Writer: Brian Azzarello
Artist: Eduardo Risso
Virtual prostitution, psychedelic drug induced hallucinations, and a main character with a case of acute schizophrenia, all are within issue one of Spaceman, the new nine issue limited series by the creators of the acclaimed title 100 Bullets. And this is only issue one, excited yet? Generally I would wait until the series was concluded to write a review, but think of this more as an endorsement because Spaceman is a must read. Vertigo consistently continues to be the testicles of the DC family, and this book is as ballsy as they come.
Nothing out there reads like Spaceman, Azzarello even develops his own English dialect to break even more ground in terms of content. The new language can be a distraction at times, but it's addition does a great job of creating a setting vastly different from the Earth of today.

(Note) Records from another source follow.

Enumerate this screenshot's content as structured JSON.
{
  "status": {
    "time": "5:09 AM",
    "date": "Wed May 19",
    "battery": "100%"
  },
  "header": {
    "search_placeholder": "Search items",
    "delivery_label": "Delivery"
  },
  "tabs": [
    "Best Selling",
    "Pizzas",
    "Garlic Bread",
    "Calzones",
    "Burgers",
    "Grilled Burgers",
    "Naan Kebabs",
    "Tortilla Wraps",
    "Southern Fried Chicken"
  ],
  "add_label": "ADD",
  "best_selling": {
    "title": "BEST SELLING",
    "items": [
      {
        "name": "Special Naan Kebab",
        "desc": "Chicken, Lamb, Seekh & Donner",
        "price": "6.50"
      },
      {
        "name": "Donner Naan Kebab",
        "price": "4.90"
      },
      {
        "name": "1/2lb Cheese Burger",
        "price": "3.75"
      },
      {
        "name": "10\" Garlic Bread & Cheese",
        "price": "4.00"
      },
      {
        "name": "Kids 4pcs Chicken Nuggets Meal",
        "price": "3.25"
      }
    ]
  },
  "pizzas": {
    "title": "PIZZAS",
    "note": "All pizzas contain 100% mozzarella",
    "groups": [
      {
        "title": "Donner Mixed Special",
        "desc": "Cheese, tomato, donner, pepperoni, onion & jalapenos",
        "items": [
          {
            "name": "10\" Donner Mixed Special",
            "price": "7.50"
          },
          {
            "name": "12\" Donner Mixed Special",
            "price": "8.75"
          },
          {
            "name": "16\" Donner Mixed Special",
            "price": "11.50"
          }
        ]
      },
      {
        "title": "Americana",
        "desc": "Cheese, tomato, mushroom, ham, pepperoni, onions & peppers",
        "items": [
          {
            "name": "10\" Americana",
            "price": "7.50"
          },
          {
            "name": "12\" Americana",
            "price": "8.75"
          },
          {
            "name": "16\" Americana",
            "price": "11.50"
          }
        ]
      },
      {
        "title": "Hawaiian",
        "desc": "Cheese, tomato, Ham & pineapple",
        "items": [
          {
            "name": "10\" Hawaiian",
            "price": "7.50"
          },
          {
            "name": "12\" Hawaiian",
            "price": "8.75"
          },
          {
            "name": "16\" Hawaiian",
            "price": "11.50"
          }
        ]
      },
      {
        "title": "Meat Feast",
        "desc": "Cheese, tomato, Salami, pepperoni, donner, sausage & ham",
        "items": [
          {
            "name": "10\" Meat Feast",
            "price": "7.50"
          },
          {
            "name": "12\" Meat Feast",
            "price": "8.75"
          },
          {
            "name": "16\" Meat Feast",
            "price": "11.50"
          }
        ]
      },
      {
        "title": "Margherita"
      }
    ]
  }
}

The story takes place almost undoubtedly in the future, but the exact time and place are hard to determine among many other things. After reading issue one four times, I am left with more questions than I am answers. The setting, antagonist, protagonist, and plot are all up for interpretation and can take a completely different direction in the future. Orson, an ape-like lower class junk ship captain, lives in a lower class slum. He has drug induced dreams of being an astronaut, and these dream sequences appear to be a form of escapism because he deals with a lot of the same problems that most people deal with in life, essentially these hallucinations exist to him as another completely separate reality. He's alone, broke, and addicted to a lime green LSD like substance that transports him to a world where his actions matter; instead of being trapped in a reality where his existence is essentially moot. On Mars he is a man of substance, heroic, and skilled enough to stop an imminent greenhouse explosion on a "suicide mission". The two realities are intertwined throughout, and Orson genuinely believes that he was genetically created in a lab by human beings in order to withstand the rigors of space travel, most notably life on the planet Mars.
Issue one was focused more on developing a very complex character and creating a world that is unique in many ways. In some aspects though, the setting mirrors our own reality. The subplot in issue one is centered around a Hollywood power couple and their missing daughter. If it is possible, the popular media seems even more pervasive in Spaceman.
A short exchange between the police, publicist, and lawyer of the parents intimates that there may be some sort of cover up amiss, and issues 2-9 are sure to include Orson trying to unravel the mystery to the best of his drug addled ability. Issue one is the price of a shitty cheeseburger, one dollar. No excuses, buy Spaceman today.
By: William R. Davis Jr.